#### Data for processing

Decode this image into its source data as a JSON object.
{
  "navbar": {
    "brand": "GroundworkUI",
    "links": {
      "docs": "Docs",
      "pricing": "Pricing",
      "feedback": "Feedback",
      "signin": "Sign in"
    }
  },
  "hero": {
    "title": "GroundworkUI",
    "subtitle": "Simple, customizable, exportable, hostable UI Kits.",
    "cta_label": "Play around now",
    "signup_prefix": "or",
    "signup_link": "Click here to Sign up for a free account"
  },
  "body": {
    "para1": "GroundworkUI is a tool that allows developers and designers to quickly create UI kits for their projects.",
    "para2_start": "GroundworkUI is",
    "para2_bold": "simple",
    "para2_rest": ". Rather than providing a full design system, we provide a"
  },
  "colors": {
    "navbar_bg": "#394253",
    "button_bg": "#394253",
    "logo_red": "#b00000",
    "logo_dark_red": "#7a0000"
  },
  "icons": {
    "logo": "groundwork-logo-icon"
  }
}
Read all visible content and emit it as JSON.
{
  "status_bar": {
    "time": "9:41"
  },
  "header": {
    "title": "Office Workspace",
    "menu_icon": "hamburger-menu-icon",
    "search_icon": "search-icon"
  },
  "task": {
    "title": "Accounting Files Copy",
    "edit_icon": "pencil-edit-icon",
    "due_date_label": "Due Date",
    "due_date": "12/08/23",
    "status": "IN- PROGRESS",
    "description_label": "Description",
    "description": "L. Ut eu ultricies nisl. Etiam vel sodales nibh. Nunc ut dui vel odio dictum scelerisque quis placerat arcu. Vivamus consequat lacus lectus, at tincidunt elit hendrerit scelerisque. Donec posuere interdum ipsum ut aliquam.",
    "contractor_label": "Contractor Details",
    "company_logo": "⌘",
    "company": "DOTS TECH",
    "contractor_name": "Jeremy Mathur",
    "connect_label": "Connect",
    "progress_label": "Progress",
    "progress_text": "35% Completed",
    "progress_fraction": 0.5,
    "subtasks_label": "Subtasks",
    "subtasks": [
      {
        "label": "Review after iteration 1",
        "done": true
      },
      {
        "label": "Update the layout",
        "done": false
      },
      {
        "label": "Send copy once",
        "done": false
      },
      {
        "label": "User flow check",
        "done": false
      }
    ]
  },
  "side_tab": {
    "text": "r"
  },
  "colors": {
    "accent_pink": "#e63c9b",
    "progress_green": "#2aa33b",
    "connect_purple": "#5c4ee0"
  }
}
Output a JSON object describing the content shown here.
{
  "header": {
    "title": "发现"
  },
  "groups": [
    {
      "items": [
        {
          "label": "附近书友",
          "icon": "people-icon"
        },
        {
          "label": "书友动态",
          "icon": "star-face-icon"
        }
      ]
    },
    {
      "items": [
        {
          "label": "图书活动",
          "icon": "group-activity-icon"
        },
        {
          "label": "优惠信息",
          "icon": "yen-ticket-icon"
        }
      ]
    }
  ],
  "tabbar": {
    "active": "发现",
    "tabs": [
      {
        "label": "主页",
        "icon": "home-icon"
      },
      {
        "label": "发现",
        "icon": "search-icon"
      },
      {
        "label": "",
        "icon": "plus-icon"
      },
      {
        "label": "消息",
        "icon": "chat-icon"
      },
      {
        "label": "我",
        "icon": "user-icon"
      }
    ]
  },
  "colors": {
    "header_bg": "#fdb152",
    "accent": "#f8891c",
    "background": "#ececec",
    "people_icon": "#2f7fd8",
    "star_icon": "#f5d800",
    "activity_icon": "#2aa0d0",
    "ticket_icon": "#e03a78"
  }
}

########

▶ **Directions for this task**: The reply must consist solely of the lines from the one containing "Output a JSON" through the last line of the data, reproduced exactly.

▶ **Problem solution**:
Output a JSON object describing the content shown here.
{
  "header": {
    "title": "发现"
  },
  "groups": [
    {
      "items": [
        {
          "label": "附近书友",
          "icon": "people-icon"
        },
        {
          "label": "书友动态",
          "icon": "star-face-icon"
        }
      ]
    },
    {
      "items": [
        {
          "label": "图书活动",
          "icon": "group-activity-icon"
        },
        {
          "label": "优惠信息",
          "icon": "yen-ticket-icon"
        }
      ]
    }
  ],
  "tabbar": {
    "active": "发现",
    "tabs": [
      {
        "label": "主页",
        "icon": "home-icon"
      },
      {
        "label": "发现",
        "icon": "search-icon"
      },
      {
        "label": "",
        "icon": "plus-icon"
      },
      {
        "label": "消息",
        "icon": "chat-icon"
      },
      {
        "label": "我",
        "icon": "user-icon"
      }
    ]
  },
  "colors": {
    "header_bg": "#fdb152",
    "accent": "#f8891c",
    "background": "#ececec",
    "people_icon": "#2f7fd8",
    "star_icon": "#f5d800",
    "activity_icon": "#2aa0d0",
    "ticket_icon": "#e03a78"
  }
}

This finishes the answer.